Here’s a short review I wrote some time ago on commission of Ron Silliman’s The Age of Huts (compleat) which I’ve just rediscovered on my hard drive and thought to share.


Ron Silliman
The Age of Huts (compleat)
University of California Press
New California Poetry 21
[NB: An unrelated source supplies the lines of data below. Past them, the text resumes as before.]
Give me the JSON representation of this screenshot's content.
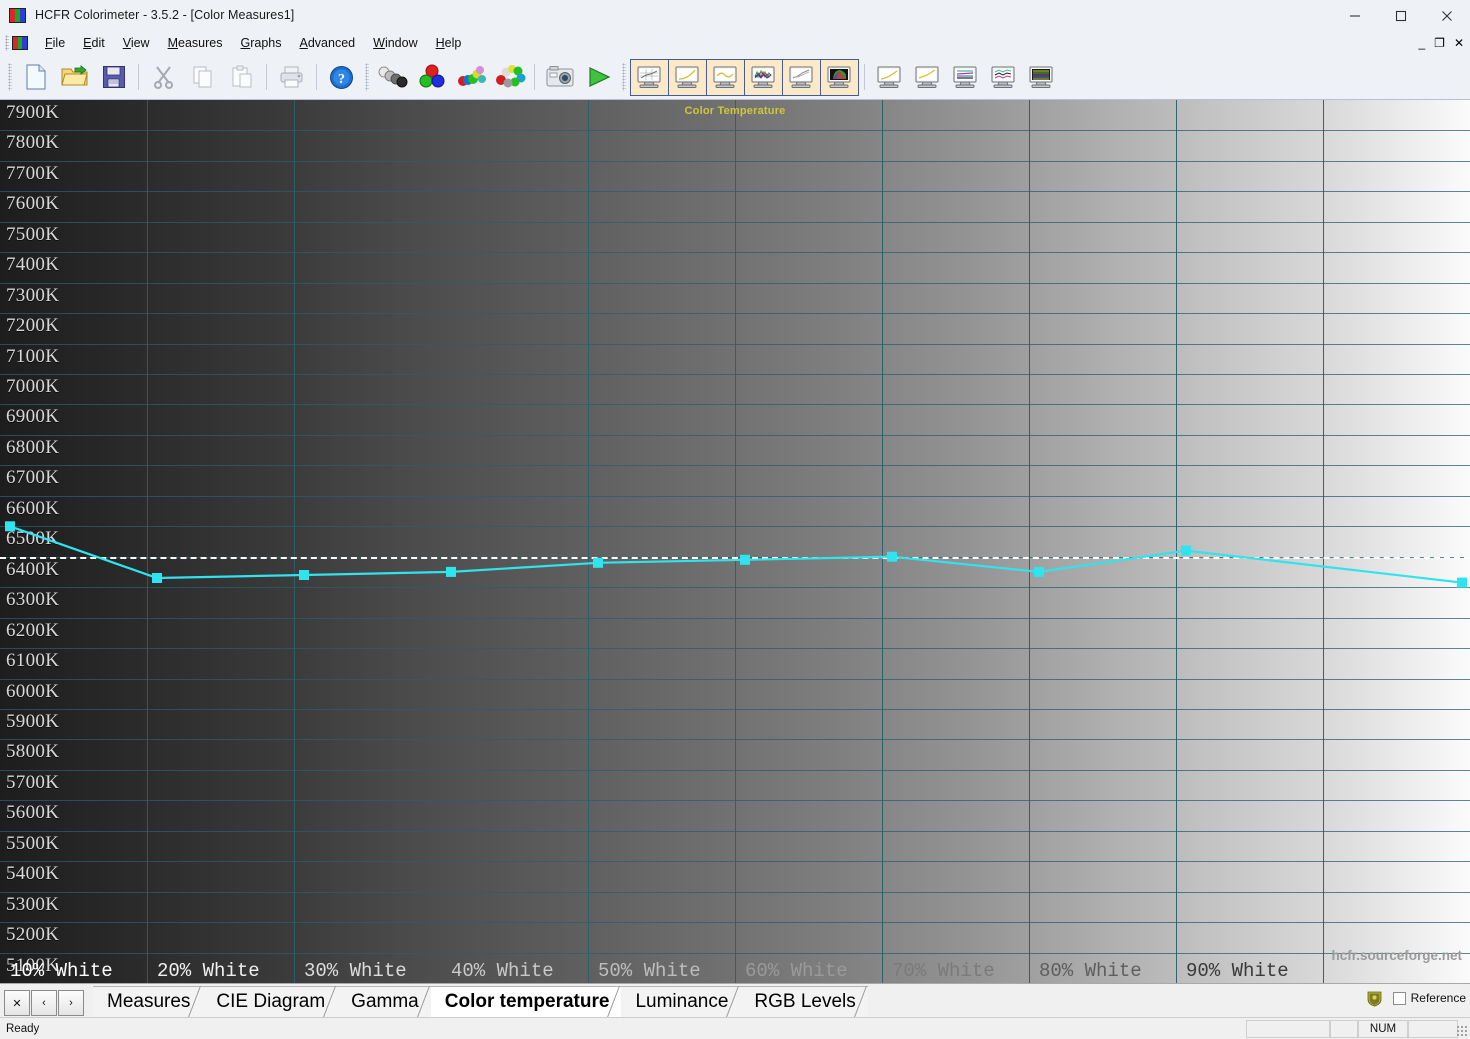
{
  "window": {
    "title": "HCFR Colorimeter - 3.5.2 - [Color Measures1]",
    "minimize": "minimize-icon",
    "maximize": "maximize-icon",
    "close": "close-icon",
    "mdi_minimize": "_",
    "mdi_restore": "❐",
    "mdi_close": "✕"
  },
  "menu": {
    "items": [
      {
        "label": "File",
        "accel": "F"
      },
      {
        "label": "Edit",
        "accel": "E"
      },
      {
        "label": "View",
        "accel": "V"
      },
      {
        "label": "Measures",
        "accel": "M"
      },
      {
        "label": "Graphs",
        "accel": "G"
      },
      {
        "label": "Advanced",
        "accel": "A"
      },
      {
        "label": "Window",
        "accel": "W"
      },
      {
        "label": "Help",
        "accel": "H"
      }
    ]
  },
  "toolbar": {
    "file_group": [
      {
        "name": "new-document-icon",
        "title": "New"
      },
      {
        "name": "open-folder-icon",
        "title": "Open"
      },
      {
        "name": "save-disk-icon",
        "title": "Save"
      }
    ],
    "edit_group": [
      {
        "name": "cut-scissors-icon",
        "title": "Cut"
      },
      {
        "name": "copy-icon",
        "title": "Copy"
      },
      {
        "name": "paste-icon",
        "title": "Paste"
      }
    ],
    "print_group": [
      {
        "name": "print-icon",
        "title": "Print"
      }
    ],
    "help_group": [
      {
        "name": "help-question-icon",
        "title": "Help"
      }
    ],
    "measure_group": [
      {
        "name": "grayscale-measure-icon",
        "title": "Grayscale measures"
      },
      {
        "name": "primary-colors-icon",
        "title": "Primary colors"
      },
      {
        "name": "saturations-icon",
        "title": "Saturations"
      },
      {
        "name": "full-measures-icon",
        "title": "Full measures"
      },
      {
        "name": "camera-icon",
        "title": "Capture"
      },
      {
        "name": "run-play-icon",
        "title": "Run measures"
      }
    ],
    "graph_group": [
      {
        "name": "graph-measures-icon",
        "active": true
      },
      {
        "name": "graph-gamma-icon",
        "active": true
      },
      {
        "name": "graph-color-temp-icon",
        "active": true
      },
      {
        "name": "graph-rgb-levels-icon",
        "active": true
      },
      {
        "name": "graph-luminance-icon",
        "active": true
      },
      {
        "name": "graph-cie-diagram-icon",
        "active": true
      }
    ],
    "graph_group2": [
      {
        "name": "graph-curve-a-icon",
        "active": false
      },
      {
        "name": "graph-curve-b-icon",
        "active": false
      },
      {
        "name": "graph-levels-a-icon",
        "active": false
      },
      {
        "name": "graph-levels-b-icon",
        "active": false
      },
      {
        "name": "graph-levels-c-icon",
        "active": false
      }
    ]
  },
  "chart_data": {
    "type": "line",
    "title": "Color Temperature",
    "xlabel": "",
    "ylabel": "",
    "watermark": "hcfr.sourceforge.net",
    "categories": [
      "10% White",
      "20% White",
      "30% White",
      "40% White",
      "50% White",
      "60% White",
      "70% White",
      "80% White",
      "90% White"
    ],
    "values": [
      6600,
      6430,
      6440,
      6450,
      6480,
      6490,
      6500,
      6450,
      6520
    ],
    "series": [
      {
        "name": "Color temperature",
        "color": "#2fe3ef",
        "values": [
          6600,
          6430,
          6440,
          6450,
          6480,
          6490,
          6500,
          6450,
          6520
        ]
      }
    ],
    "reference_line": {
      "value": 6500,
      "label": "6500K",
      "color": "#ffffff",
      "style": "dashed"
    },
    "ylim": [
      5100,
      7900
    ],
    "ytick_step": 100,
    "yticks": [
      "7900K",
      "7800K",
      "7700K",
      "7600K",
      "7500K",
      "7400K",
      "7300K",
      "7200K",
      "7100K",
      "7000K",
      "6900K",
      "6800K",
      "6700K",
      "6600K",
      "6500K",
      "6400K",
      "6300K",
      "6200K",
      "6100K",
      "6000K",
      "5900K",
      "5800K",
      "5700K",
      "5600K",
      "5500K",
      "5400K",
      "5300K",
      "5200K",
      "5100K"
    ],
    "grid": true,
    "legend": "none"
  },
  "tabbar": {
    "nav": {
      "close": "✕",
      "prev": "‹",
      "next": "›"
    },
    "tabs": [
      {
        "label": "Measures",
        "active": false
      },
      {
        "label": "CIE Diagram",
        "active": false
      },
      {
        "label": "Gamma",
        "active": false
      },
      {
        "label": "Color temperature",
        "active": true
      },
      {
        "label": "Luminance",
        "active": false
      },
      {
        "label": "RGB Levels",
        "active": false
      }
    ],
    "shield_icon": "shield-icon",
    "reference_label": "Reference",
    "reference_checked": false
  },
  "statusbar": {
    "message": "Ready",
    "num_indicator": "NUM"
  }
}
This beautifully designed new volume collects for the first time the four components of The Age of Huts, including one of the prose poems he is best known for, Ketjak (previously published as a standalone volume in 1978) and the entirety of the original 1986 Roof edition of The Age of Huts, which contained “Sunset Debris,” “The Chinese Notebook,” and “2197”—both books now have firm places in the Language Poetry canon. Silliman, coiner of the term “the New Sentence”—a theory of poetry that promotes parataxis as the distinctive postmodern form—and author of a critical volume with that title, has taken on new guises since the publication of the publication of these early works, especially as the author of the volumes-long “life work” The Alphabet and as inveterate blogger and taunter of mainstream poets he has designated the “School of Quietude.” Regardless of the value one grants his recent critical writings on poetry, The Age of Huts (compleat) shows a dynamic artist who is questioning of nearly all of the assumptions of English-language poetry to that time, picking away at questions of form and content as it has been traditionally understood since the Romantics, but also figuring himself on the cusp of more recent poetic theory centered around the Beats, Projectivists, and other “New American” poets of the fifties and sixties (not to mention conceptual art and linguistics). That he manages to dramatize the excitement of this very new way of thinking in an accessible way is a feat: no elitist head-in-the-clouds grandstanding here, Silliman tells both of a life and a mind in charismatic, direct sentences. “The Chinese Notebook” takes its primary structure from Wittgenstein’s Philosophical Investigations—ludic numbered paragraphs that ask questions about language and form while playfully operating through them—while “Sunset Debris” is an assault of questions, a serial autobiography that figures Silliman as the eternal over-stimulated child that can’t stop pestering a parent for simple illumination. “Sunset Debris” is strangely punctuated by questions concerning sex, often very blunt and rather mechanical—not that he underestimates the shock value of these inclusions; in fact, he figures them as central to his thesis: “Isn’t it that certain forms of language, for example of erotic content, focus perception away from the words and the syntagmemic chain, a world suppressed in reference to another?” “Ketjak,” inspired, he states, by his understanding of non-Western music structure and the music of Minimalists such as Steve Reich, shows a baroque side of the poet’s writing that has not been apparent for years—his joy in syntax, as each successive paragraph builds on the sentence structure of the previous, morphing and perverting it, lets him toy with sentences of nearly Jamesian complexity, and one wonders why he didn’t take this basic method further. The Age of Huts (compleat), one of the few must-have works of poetry of the late-Seventies for even the casual reader, will no doubt become a staple of university courses of the near future, joining Sleeping With the Dictionary and My Life as works of the American avant-garde that operate both on a deeply humanistic level but also as inviting works that illustrate key aspects of postmodern theory and praxis.